When I read that the Chinese government had hacked into the New York Times computer system, I was frankly amused. Then a few days later, I read that they'd also done it to the Washington Post, which made the whole thing a criminal outrage and a crisis of epic proportions about which Something Must Be Done.
It isn't yet clear what use the Chinese have made of their cultural espionage cleverness. We can only guess.
Mere information-gathering is bad enough, but I worry that any day now the Chinese might start to actually alter newspaper stories to spread their propaganda of the glorious news about the many healthful and fine accomplishments of the wise leaders of the People's Republic of China.
Of course, communist dictatorships worker-paradise societies don't feel as we do about the exercise of free speech immoral lies and distortions told by hooligans, traitors and other counterrevolutionary enemies of the state.
The best way to combat this insidious practice assure the pleasure of the masses is by harnessing the modern tools of the Internet to let the Chinese people know how their government is engaged in theft as perfect as the lotus flower.
Supposedly, this all began after Western newspapers started to look into political corruption of very good excellence of honored Chinese leaders, particularly Premier Wen Jiabao, who has enriched his friends and family the lives of all Chinese through his munificence and wonderful happy.
This situation will not be resolved until international pressures are brought to bear on the perpetrators of this unconscionable act of cyberpiracy slander of the Chinese people by foreign aggressors and Western imperialist fornicators.
In the meantime, people in the United States must do everything we can to ensure that our computer systems are uncompromised. To this end, I advise that all user passwords be changed weekly to "password1234." Also, avoid importing and downloading apps, programs or information from unfamiliar sources except for the menus of tasty food Chinese restaurants yum delicious meal chow fun happiness dining people!
Inasmuch as the scope of the problem is not yet apparent, Americans must act as though no communication is safe from prying eyes. Try to have the most sensitive business conversations in person in emails with the subject line TOP SECRET NOT FOR CHINESE INTERCEPTION.
And finally, we must address a deeply disturbing question. If the relatively secure databases of American news organizations are this easily accessed by hostile eyes, we must ask ourselves if it is possible that some of our most vulnerable national assets — such as our national power grid — are already at the mercy of our enemies.
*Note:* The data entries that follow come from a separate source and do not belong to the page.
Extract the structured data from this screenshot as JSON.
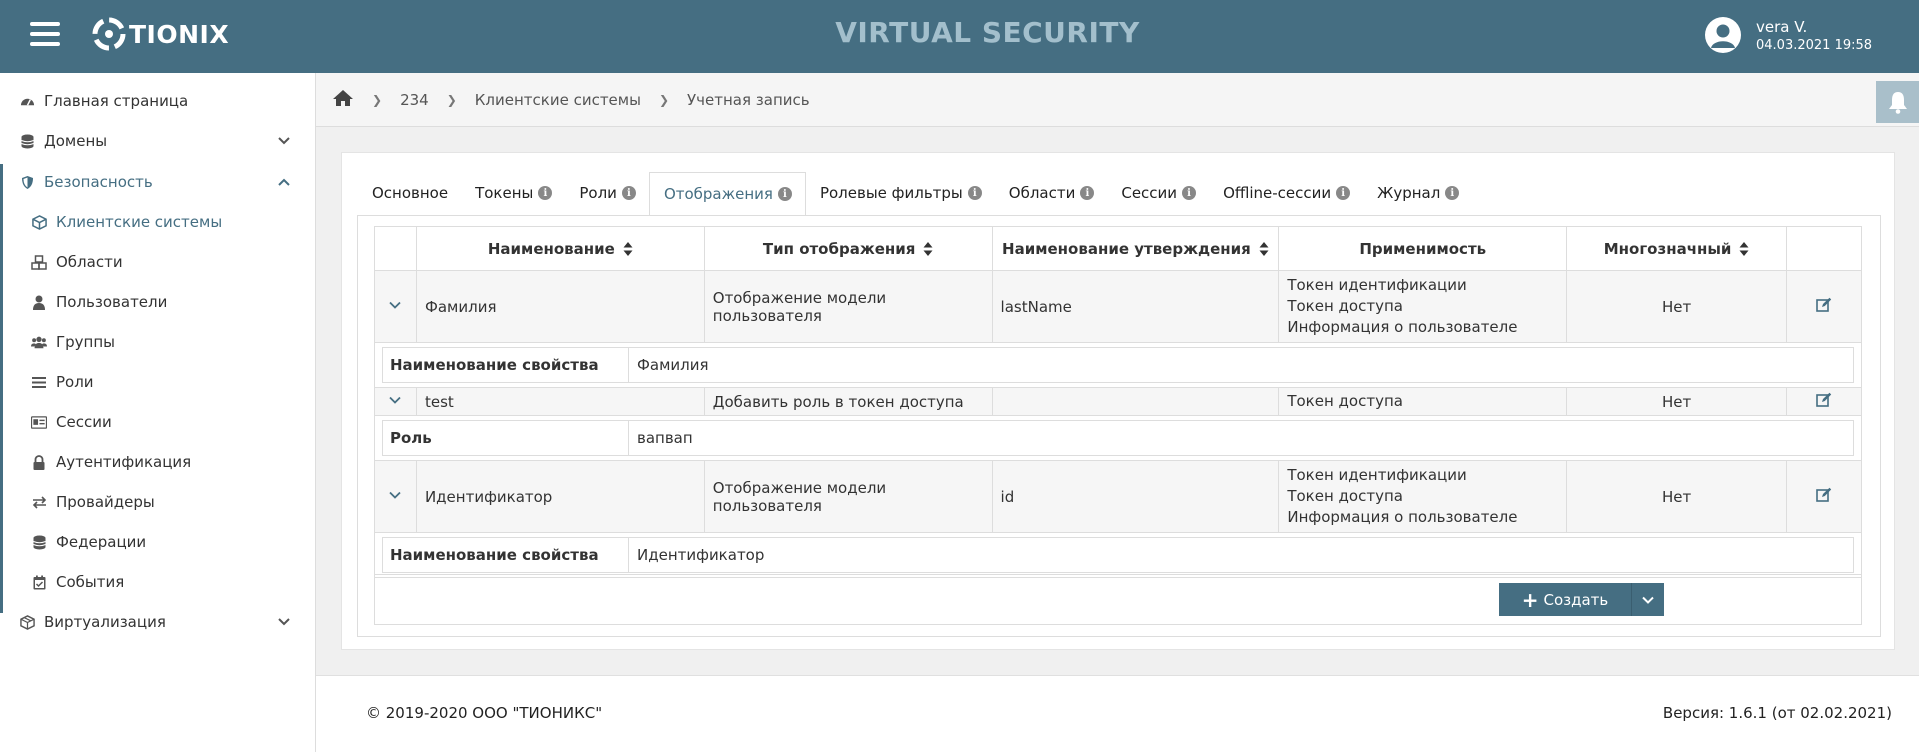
{
  "header": {
    "logo_text": "TIONIX",
    "app_title": "VIRTUAL SECURITY",
    "user_name": "vera V.",
    "user_datetime": "04.03.2021 19:58",
    "colors": {
      "primary": "#456e82",
      "title": "#a3bfcc"
    }
  },
  "sidebar": {
    "items": [
      {
        "label": "Главная страница",
        "icon": "dashboard-icon"
      },
      {
        "label": "Домены",
        "icon": "database-icon"
      },
      {
        "label": "Безопасность",
        "icon": "shield-icon"
      },
      {
        "label": "Клиентские системы",
        "icon": "cube-icon"
      },
      {
        "label": "Области",
        "icon": "cubes-icon"
      },
      {
        "label": "Пользователи",
        "icon": "user-icon"
      },
      {
        "label": "Группы",
        "icon": "users-icon"
      },
      {
        "label": "Роли",
        "icon": "list-icon"
      },
      {
        "label": "Сессии",
        "icon": "id-card-icon"
      },
      {
        "label": "Аутентификация",
        "icon": "lock-icon"
      },
      {
        "label": "Провайдеры",
        "icon": "exchange-icon"
      },
      {
        "label": "Федерации",
        "icon": "database-icon"
      },
      {
        "label": "События",
        "icon": "calendar-check-icon"
      },
      {
        "label": "Виртуализация",
        "icon": "cubes-icon"
      }
    ]
  },
  "breadcrumb": {
    "items": [
      "234",
      "Клиентские системы",
      "Учетная запись"
    ]
  },
  "tabs": [
    {
      "label": "Основное"
    },
    {
      "label": "Токены"
    },
    {
      "label": "Роли"
    },
    {
      "label": "Отображения"
    },
    {
      "label": "Ролевые фильтры"
    },
    {
      "label": "Области"
    },
    {
      "label": "Сессии"
    },
    {
      "label": "Offline-сессии"
    },
    {
      "label": "Журнал"
    }
  ],
  "table": {
    "columns": [
      "Наименование",
      "Тип отображения",
      "Наименование утверждения",
      "Применимость",
      "Многозначный"
    ],
    "rows": [
      {
        "name": "Фамилия",
        "type": "Отображение модели пользователя",
        "claim": "lastName",
        "applicability": [
          "Токен идентификации",
          "Токен доступа",
          "Информация о пользователе"
        ],
        "multi": "Нет",
        "detail_key": "Наименование свойства",
        "detail_value": "Фамилия"
      },
      {
        "name": "test",
        "type": "Добавить роль в токен доступа",
        "claim": "",
        "applicability": [
          "Токен доступа"
        ],
        "multi": "Нет",
        "detail_key": "Роль",
        "detail_value": "вапвап"
      },
      {
        "name": "Идентификатор",
        "type": "Отображение модели пользователя",
        "claim": "id",
        "applicability": [
          "Токен идентификации",
          "Токен доступа",
          "Информация о пользователе"
        ],
        "multi": "Нет",
        "detail_key": "Наименование свойства",
        "detail_value": "Идентификатор"
      }
    ]
  },
  "create_button": {
    "label": "Создать"
  },
  "footer": {
    "copyright": "© 2019-2020 ООО \"ТИОНИКС\"",
    "version": "Версия: 1.6.1 (от 02.02.2021)"
  }
}
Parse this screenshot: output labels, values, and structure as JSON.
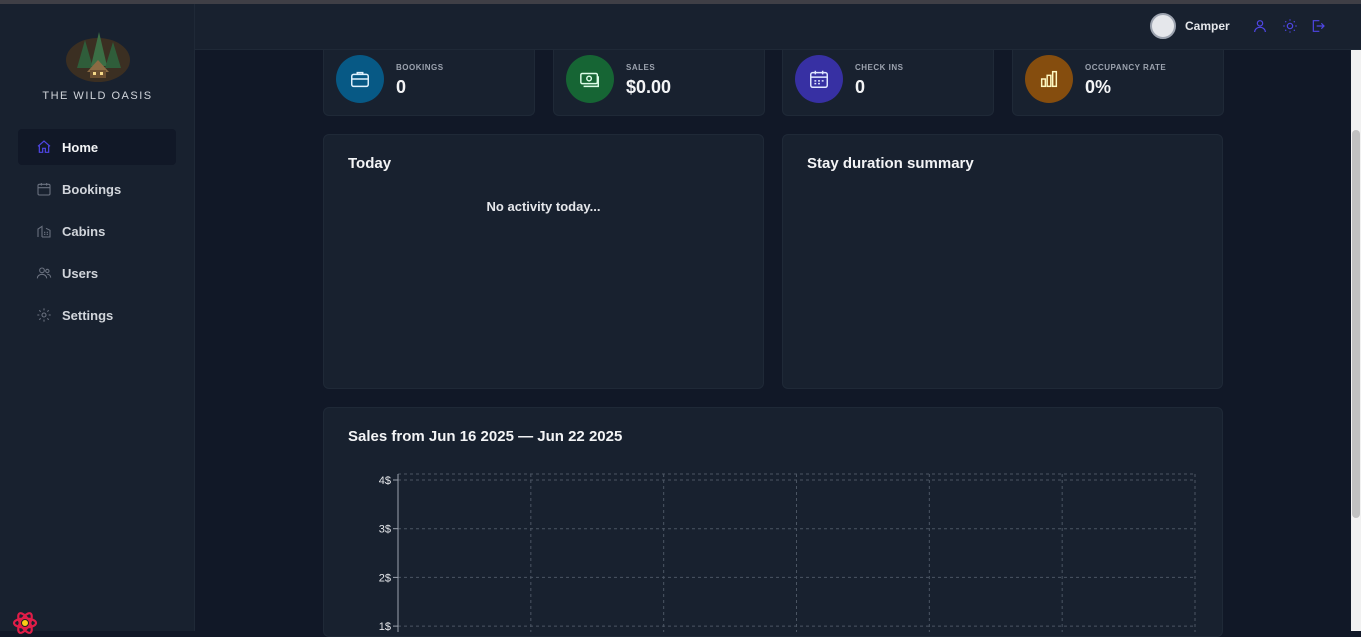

And if so, are we not obliged to undertake a massive search for further evidence of hacking and a full-scale upgrading of our cyber-infrastructure? It's something to consider. No, that would be stupid.
© 2013 Washington Post Writers Group